Warming Seen as Lit Match in Northern Forests
Justin Gillis and Henry Fountain
The New York Times
May 10, 2016
Scientists have been warning for decades that climate change was a threat to the immense tracts of forest that ring the Northern Hemisphere, with rising temperatures, drying trees and earlier melting of snow contributing to a growing number of wildfires.
The near-destruction of a Canadian city last week by a fire that sent almost 90,000 people fleeing for their lives is grim proof that the threat to these vast stands of spruce and other resinous trees, collectively known as the boreal forest, is real. And scientists say a large-scale loss of the forest could have profound consequences for efforts to limit the damage from climate change.
In retrospect, it is clear that Fort McMurray, in northern Alberta, was particularly vulnerable as one of the largest human outposts in the boreal forest. But the destruction of patches of this forest by fire, as well as invasions by insects surviving warmer winters, has occurred throughout the hemisphere.

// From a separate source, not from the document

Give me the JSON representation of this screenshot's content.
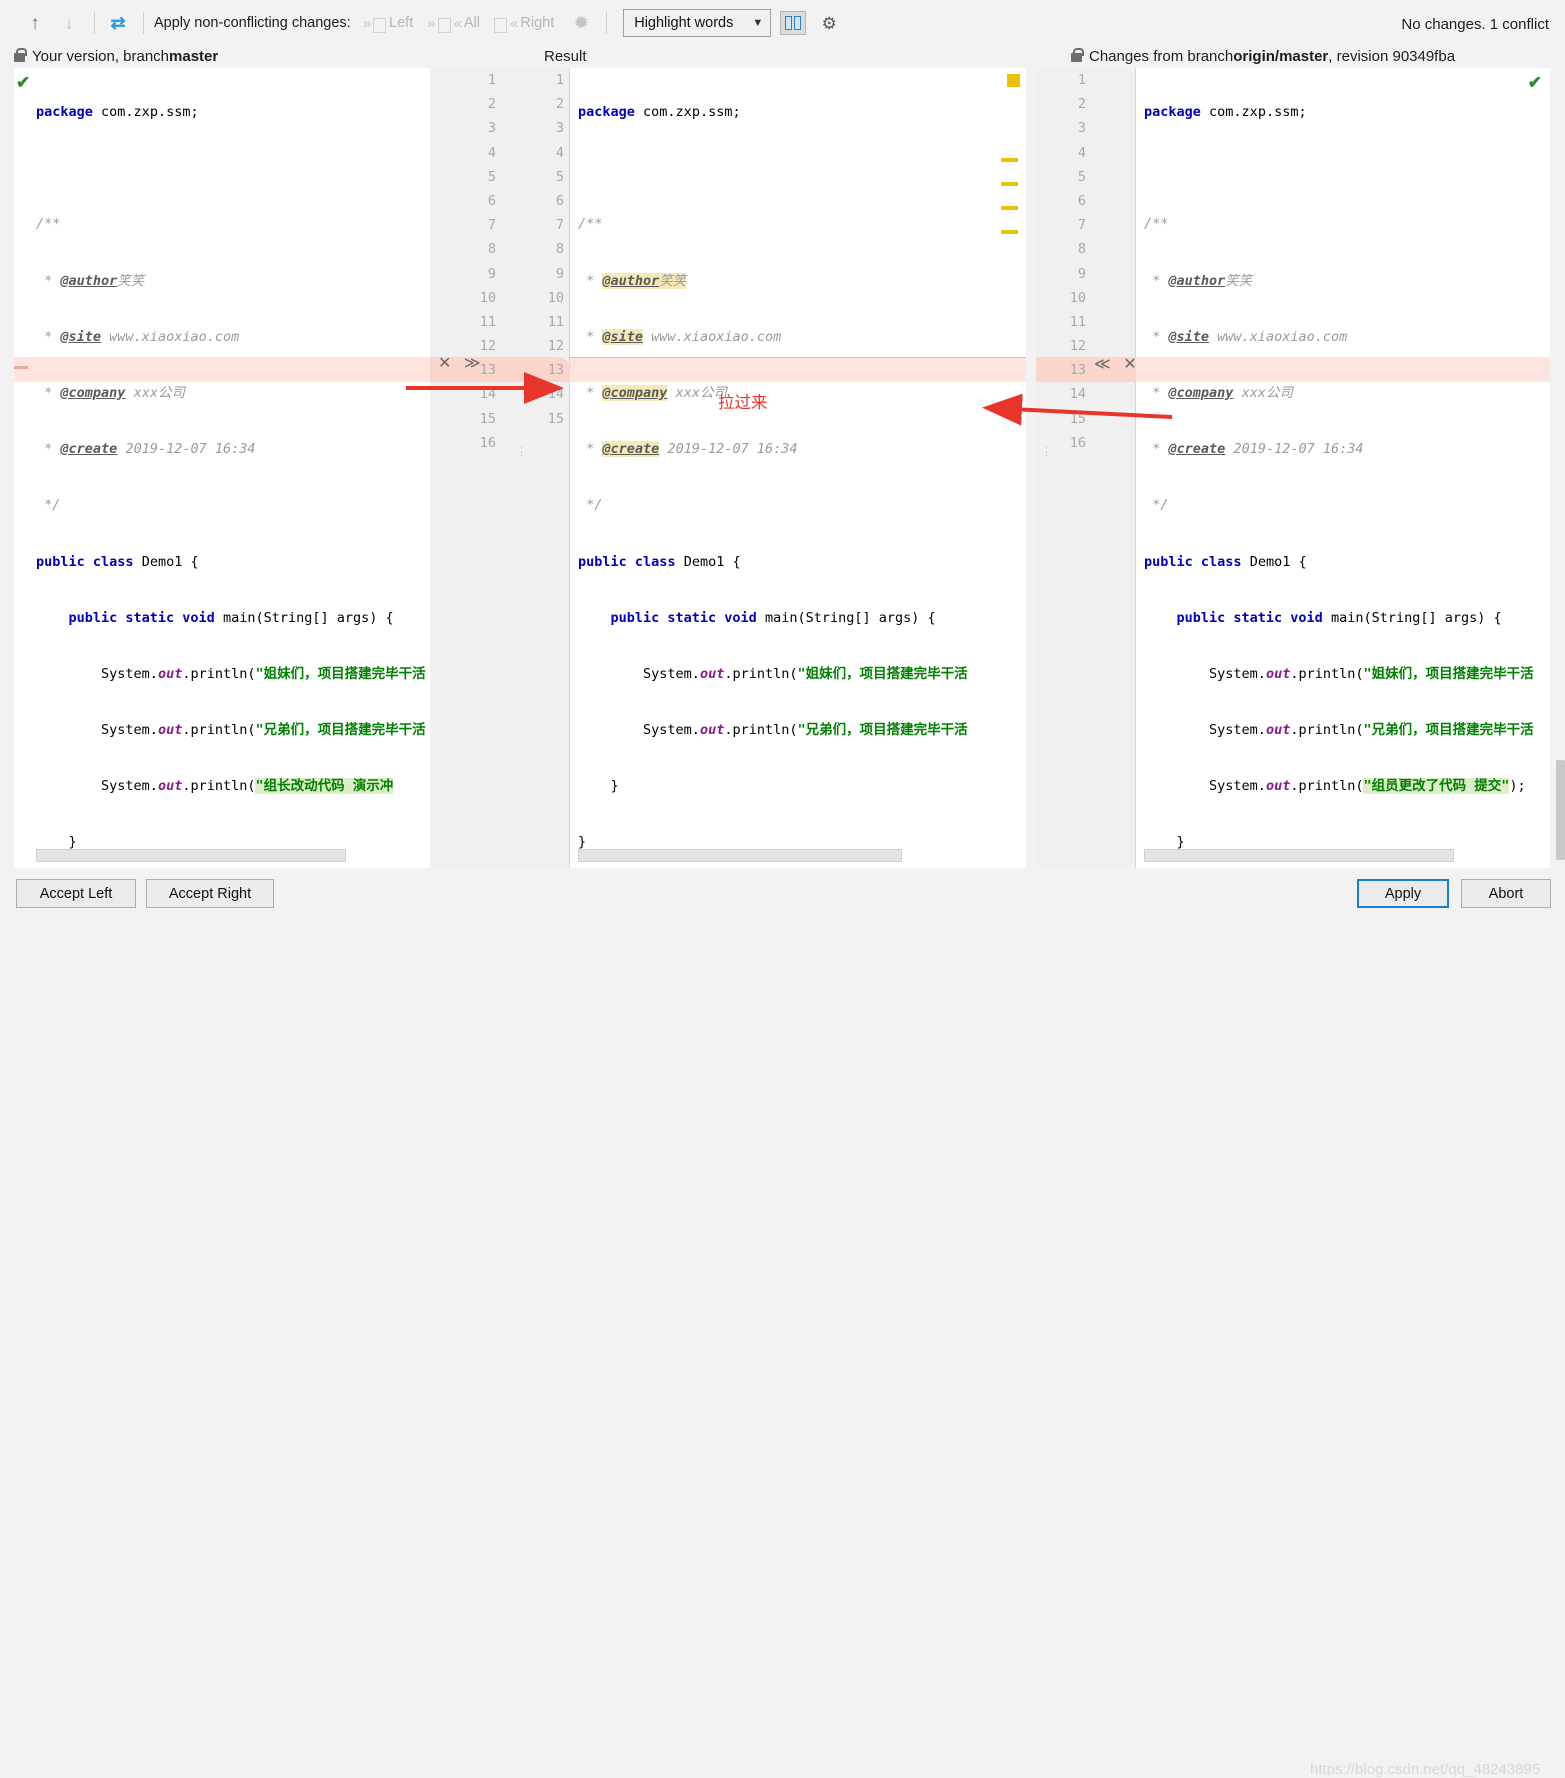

In Russia, about 70 million acres burned in 2012, new statistics suggest, much of that in isolated areas of Siberia. Alaska, home to most of the boreal forest in the United States, had its second-largest fire season on record in 2015, with 768 fires burning more than 5 million acres.